The defensive secondary.... they seem like they’ve gotten better and found the right players, but other than Alfonzo Dennard, most Husker fans are scratching their heads. if there is a position of strength, it’s linebacker only because of the process of elimination. Keep in mind - Nebraska fans are disappointed because we expect STELLAR defense, not some middle of the road crap, and that’s what we got this year.

How do we match up? Alfonzo Dennard can keep a handle on Alshon Jeffery, and everything else is up in the air.

Mike: This season, the biggest weakness is the secondary. Alfonzo Dennard is going to be an early round NFL draft pick in April, but elsewhere, it’s been an inconsistent, muddled mess. Daimion Stafford is a big hitter, but sometimes makes bad decisions in coverage at safety. The other cornerback spot has been a revolving door. Andrew Green played better later in the season and probably will start. While Green was playing lost, Nebraska tried just about anybody and everybody at corner. Even moved a receiver (Stanley Jean-Baptiste) to corner, who actually played really well against Ohio State. I’m still not sure what the problem is; it’s probably a combination of talent and struggling with a coaching change. Former secondary coach Marvin Sanders left under curious circumstances for "personal reasons" (though he’s now the defensive coordinator at Florida Atlantic) last spring, and was replaced by Corey Raymond. I get the feeling that the players in the secondary have struggled with the change in coaches.

Strength? Linebacker. Lavonte David is a tackling machine and earned all-American honors. He’s a little undersized, and sometimes has trouble bringing down really big backs.

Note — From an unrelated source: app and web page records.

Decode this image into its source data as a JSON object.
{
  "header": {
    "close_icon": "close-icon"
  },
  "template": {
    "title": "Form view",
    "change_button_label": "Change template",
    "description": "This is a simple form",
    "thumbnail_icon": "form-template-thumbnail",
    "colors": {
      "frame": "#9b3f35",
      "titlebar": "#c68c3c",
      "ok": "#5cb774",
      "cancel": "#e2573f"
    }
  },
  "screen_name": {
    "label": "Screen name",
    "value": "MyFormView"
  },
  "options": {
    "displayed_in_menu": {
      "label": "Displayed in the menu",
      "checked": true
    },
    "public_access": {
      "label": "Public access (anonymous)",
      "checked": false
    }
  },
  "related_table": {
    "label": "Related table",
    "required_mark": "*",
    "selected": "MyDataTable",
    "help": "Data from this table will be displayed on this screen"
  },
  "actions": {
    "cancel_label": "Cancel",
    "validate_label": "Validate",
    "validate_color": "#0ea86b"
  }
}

But he’s a playmaker. Will Compton is underrated for making the calls and making sure everybody is in the right spot on the field. He’s started to become a playmaker in his own right towards the end of the season.

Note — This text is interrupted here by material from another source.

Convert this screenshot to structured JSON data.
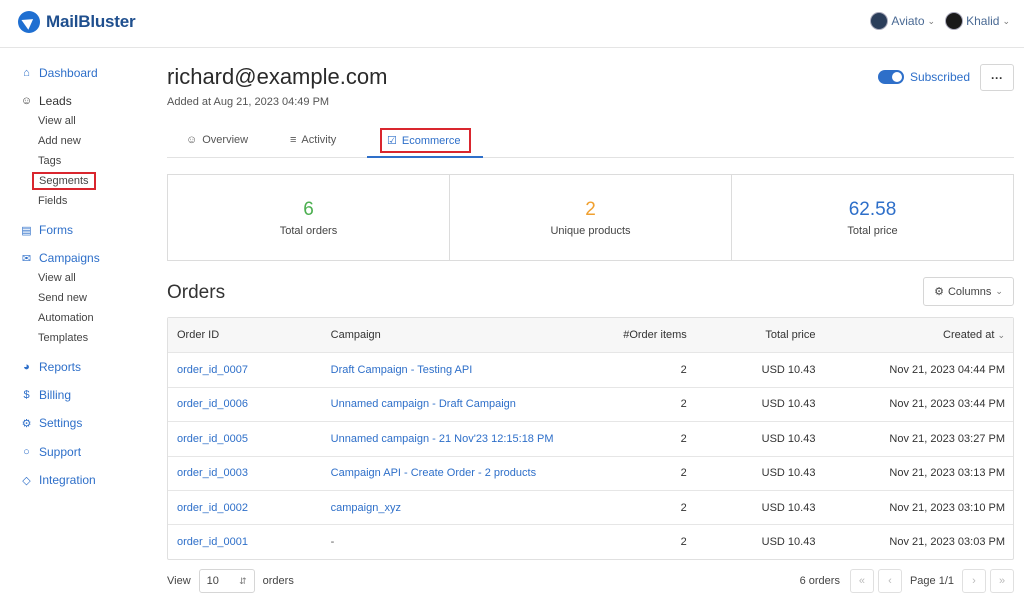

3. In your estimation, what does this game mean to the status of Pelini's program? Obviously, Nebraska has had some success under Pelini, but is there a feeling that he's having trouble taking the next stop and moving the Huskers back into MNC contention? Would a win against a top-10 SEC team and a ten-win season lend some validity to his program's direction?

Mike: Last season, Nebraska laid an egg in the Holiday Bowl, and the bad taste of the game let a lot of people down. This season, the size of Nebraska’s losses to Wisconsin and Michigan concerned a lot of fans, so it’s important to not let that happen again. Nebraska won 10 games the last two seasons, so failing to reach that level again would be disappointing. The bigger thing for Nebraska and the Big Ten in this game is to reverse the trend of B1G disappointments in bowl games. We’ve heard all about Essssseeeeeeceee dominance, especially with respect to the Big Ten, and nobody around here wants to become another example.

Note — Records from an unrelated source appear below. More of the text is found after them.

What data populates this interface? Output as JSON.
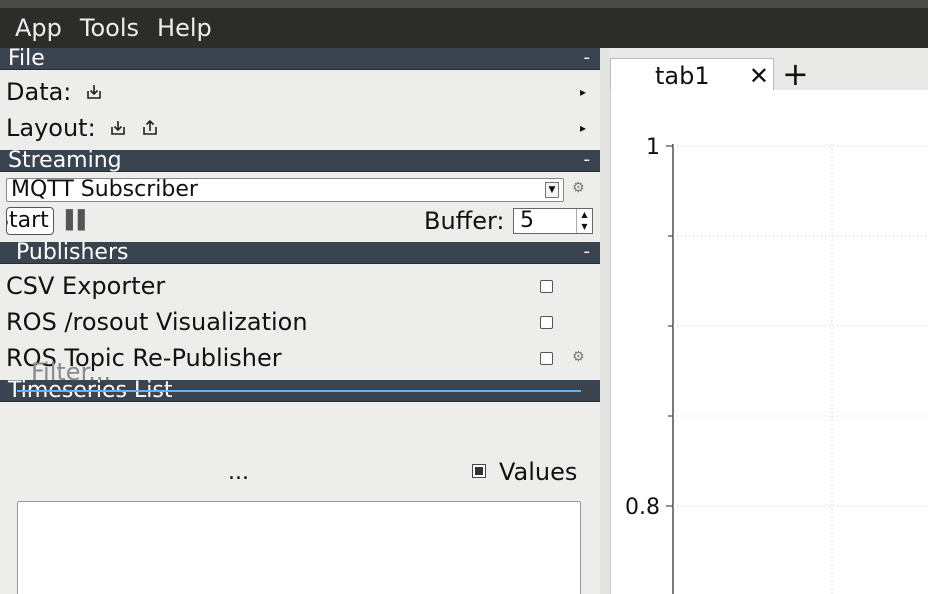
{
  "menubar": {
    "items": [
      "App",
      "Tools",
      "Help"
    ]
  },
  "file_section": {
    "title": "File",
    "collapse": "-",
    "data_label": "Data:",
    "layout_label": "Layout:"
  },
  "streaming_section": {
    "title": "Streaming",
    "collapse": "-",
    "source": "MQTT Subscriber",
    "start_label": "Start",
    "buffer_label": "Buffer:",
    "buffer_value": "5"
  },
  "publishers_section": {
    "title": "Publishers",
    "collapse": "-",
    "items": [
      {
        "label": "CSV Exporter",
        "has_settings": false
      },
      {
        "label": "ROS /rosout Visualization",
        "has_settings": false
      },
      {
        "label": "ROS Topic Re-Publisher",
        "has_settings": true
      }
    ]
  },
  "timeseries_section": {
    "title": "Timeseries List",
    "filter_placeholder": "Filter...",
    "ellipsis": "...",
    "values_label": "Values",
    "values_checked": true
  },
  "tabs": {
    "items": [
      "tab1"
    ],
    "close": "✕",
    "add": "+"
  },
  "plot": {
    "y_ticks": [
      "1",
      "0.8"
    ]
  },
  "colors": {
    "section_header": "#3a4450",
    "menubar": "#2c2d2b",
    "accent": "#6ab2ee"
  }
}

Jon: There is a feeling that he’s having problems taking that next step, yes, which is why some Husker fans (low minority) wish that he’d be replaced. Mike mentions Wisconsin and Michigan, and those two games were bloody awful failures and nobody wants to see that again.

A win against South Carolina, y’all being the SEC and highly ranked, would be an excellent way to take a young team into next season, so, yeah, there’s a lot to be said about validity.

4. Prediction? Give us a ballpark final score and tell us how you think the game will go down.

Mike: I see a defensive struggle for the most part. But I think Nebraska isn’t going to be intimidated by an SEC opponent. My key matchup is Nebraska’s perimeter runs; if those are successful, it opens up the Nebraska offense. If that doesn’t work, Nebraska likely will have to throw the ball, and against the Gamecocks, that’s asking for trouble. My prediction? Huskers 20, South Carolina 17

Jon: Which Nebraska team shows up - the one that was supposed to win their division, or the one that’s disappointed to be in the Capital One Bowl (the same team that showed up in last year’s Holiday Bowl and didn’t give a damn). If it’s the one that cares, then we should have one helluva game that comes down to a special teams play where Nebraska has a definite advantage. Nebraska 24, South Carolina 21 - field goal by Brett Maher to win it at the end.